|Author: Stephen Caesar
Subject: Radiometric Dating
Evolutionists base their claims of great age for the Earth on scientific dating methods that, as discussed previously in this column, have been shown to be fundamentally flawed. One of the major problems is that discrepancies frequently appear when different teams of geologists date the same ancient geological formation. Some of the world’s top scientists held a workshop sponsored by the National Science Foundation to address this problem. The October 17 2003 issue of the journal Science (p. 375) reported on this symposium and the rationale behind it:
“Ever since modern geology began to emerge almost 2 centuries ago, scientists have been trying to whittle the expanse of geologic time into small, manageable bits.
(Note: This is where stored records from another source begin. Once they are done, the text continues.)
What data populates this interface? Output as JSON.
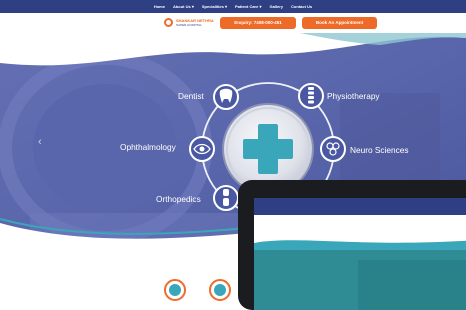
{
  "nav": {
    "items": [
      "Home",
      "About Us ▾",
      "Specialities ▾",
      "Patient Care ▾",
      "Gallery",
      "Contact Us"
    ]
  },
  "header": {
    "logo_line1": "SHANKAR NETHRA",
    "logo_line2": "SUPER HOSPITAL",
    "enquiry_label": "Enquiry: 7408-000-451",
    "appointment_label": "Book An Appointment"
  },
  "hero": {
    "services": {
      "dentist": "Dentist",
      "physiotherapy": "Physiotherapy",
      "ophthalmology": "Ophthalmology",
      "neuro": "Neuro Sciences",
      "orthopedics": "Orthopedics"
    },
    "prev_arrow": "‹"
  },
  "colors": {
    "nav_bg": "#2f3f83",
    "accent_orange": "#ee6a28",
    "hero_overlay": "#5561a8",
    "teal": "#3aa6b9"
  },
  "icons": [
    "tooth-icon",
    "spine-icon",
    "eye-icon",
    "brain-icon",
    "knee-icon",
    "medical-cross-icon"
  ]
}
At a workshop held here [Washington, DC] early this month at the National Museum of Natural History, geochronologists declared that they must do better, much better[,] and called for an unprecedented effort to calibrate the geologic time scale….‘We need a major international cooperative network of geochronology centers dedicated to the goal of science-driven, integrative calibration,’ said Samuel Bowring of the Massachusetts Institute of Technology, a workshop organizer. Although no specific plan emerged, Bowring notes, participants agreed that ‘we have to make sure we’re all getting the same answer on the same rocks.’ THAT DOESN’T ALWAYS HAPPEN” (emphasis added).
One example of this is the attempted dating of the Latemar limestone belt in northern Italy’s Dolomite Mountains. Scientists have been trying to find out how long it took microscopic carbonate skeletons to pile up on the ancient seafloor to form this 600-meter layer. Science reported:
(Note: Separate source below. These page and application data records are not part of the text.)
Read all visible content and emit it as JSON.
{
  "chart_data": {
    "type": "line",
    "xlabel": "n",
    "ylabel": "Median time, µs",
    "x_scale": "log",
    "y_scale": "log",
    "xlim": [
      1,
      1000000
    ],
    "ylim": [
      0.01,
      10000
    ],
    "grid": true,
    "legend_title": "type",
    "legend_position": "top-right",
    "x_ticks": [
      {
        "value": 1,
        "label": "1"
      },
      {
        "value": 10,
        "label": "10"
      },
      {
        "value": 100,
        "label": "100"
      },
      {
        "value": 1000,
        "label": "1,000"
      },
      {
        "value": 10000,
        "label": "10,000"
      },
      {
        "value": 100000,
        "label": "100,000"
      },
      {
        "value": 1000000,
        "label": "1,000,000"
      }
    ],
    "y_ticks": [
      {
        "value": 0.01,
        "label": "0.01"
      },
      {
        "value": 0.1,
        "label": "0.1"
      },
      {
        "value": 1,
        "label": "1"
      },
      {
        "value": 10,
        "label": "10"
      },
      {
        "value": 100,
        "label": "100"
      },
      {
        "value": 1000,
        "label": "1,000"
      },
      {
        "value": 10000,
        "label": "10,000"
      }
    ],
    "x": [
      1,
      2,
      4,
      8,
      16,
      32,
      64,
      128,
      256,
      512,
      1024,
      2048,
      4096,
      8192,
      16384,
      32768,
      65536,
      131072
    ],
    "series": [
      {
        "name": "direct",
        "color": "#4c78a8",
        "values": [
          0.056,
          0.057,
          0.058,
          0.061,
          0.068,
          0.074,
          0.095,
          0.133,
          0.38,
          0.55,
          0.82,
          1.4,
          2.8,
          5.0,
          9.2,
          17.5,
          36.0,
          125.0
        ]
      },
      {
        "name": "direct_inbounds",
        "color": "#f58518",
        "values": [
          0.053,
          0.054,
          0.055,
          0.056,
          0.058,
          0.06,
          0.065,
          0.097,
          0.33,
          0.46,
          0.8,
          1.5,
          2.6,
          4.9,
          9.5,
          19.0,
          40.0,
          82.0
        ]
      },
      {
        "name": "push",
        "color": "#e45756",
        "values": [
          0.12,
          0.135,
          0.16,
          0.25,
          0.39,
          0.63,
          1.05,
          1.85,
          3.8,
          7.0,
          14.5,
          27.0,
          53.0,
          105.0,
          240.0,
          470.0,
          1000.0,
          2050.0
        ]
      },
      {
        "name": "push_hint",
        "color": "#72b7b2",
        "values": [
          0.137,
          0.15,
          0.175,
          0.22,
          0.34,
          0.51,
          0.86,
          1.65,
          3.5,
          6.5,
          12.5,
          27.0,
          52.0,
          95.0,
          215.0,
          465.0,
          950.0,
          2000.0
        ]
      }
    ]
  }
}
“ASSUMING that the distinctive layers of the Latemar matched climate cycles driven by clocklike variations in the shape of Earth’s orbit, sedimentologists estimated that it took about 8 million years to form the whole pile. Uranium-lead dating of zircons from volcanic ash beds in the Latemar, however, produced a figure of about 2 million years—too little time to form such deposits, sedimentologists say. YEARS OF WORK ON BOTH WAYS OF DATING THE LATEMAR HAVE FAILED TO RESOLVE THE CONFLICT” (emphases added).
The article went on to make two very interesting statements: “The general sparseness of reliable ages was the primary complaint at the workshop. ‘We desperately need more dates, and we want them now,’ said geologist Bruce Wardlaw of the U.S. Geological Survey in Reston, Virginia, only half-jokingly. How to get them was less clear.” “In addition to more dating, researchers want better dating. Long-recognized problems with standards, interlab calibration, and sample processing have limited both the precision and the accuracy of uranium-lead and argon-argon radiometric dating.”
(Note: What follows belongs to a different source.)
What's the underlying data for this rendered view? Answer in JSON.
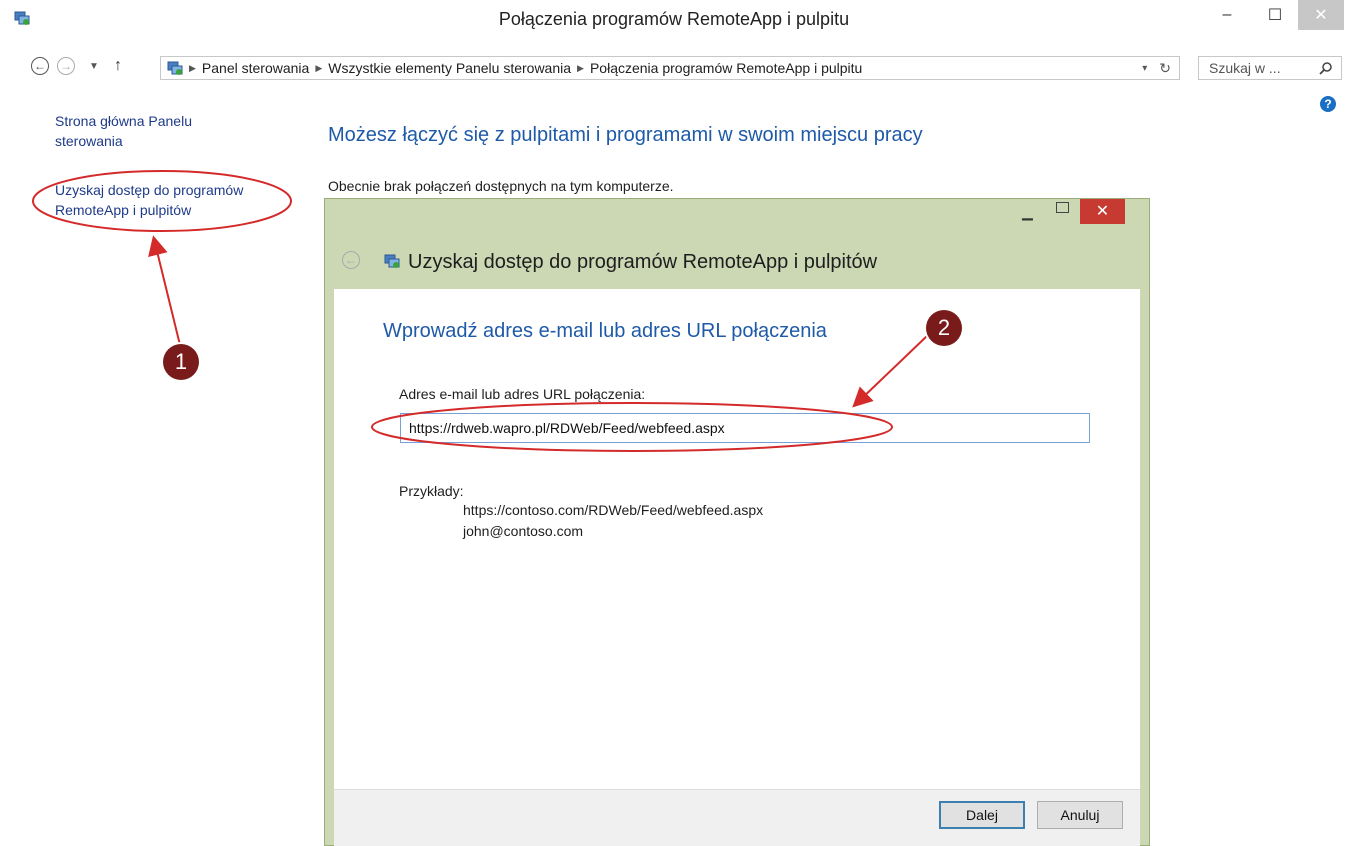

These statements speak for themselves. Rather than being scientifically-based signposts set in concrete, geologic ages reached by current dating methods are doubtful, inconsistent, and highly controversial, even among old-Earth evolutionists. Because of these problems, evolutionists cannot rightfully use their age estimates as incontrovertible evidence against the Biblical scenario of a young Earth.
Kerr, R.A. 2003. “A Call for Telling Better Time over the Eons.” Science 302, no. 5466.
Stephen Caesar holds his master’s degree in anthropology/archaeology from Harvard. He is a staff member at Associates for Biblical Research and the author of the e-book The Bible Encounters Modern Science, available at www.1stbooks.com.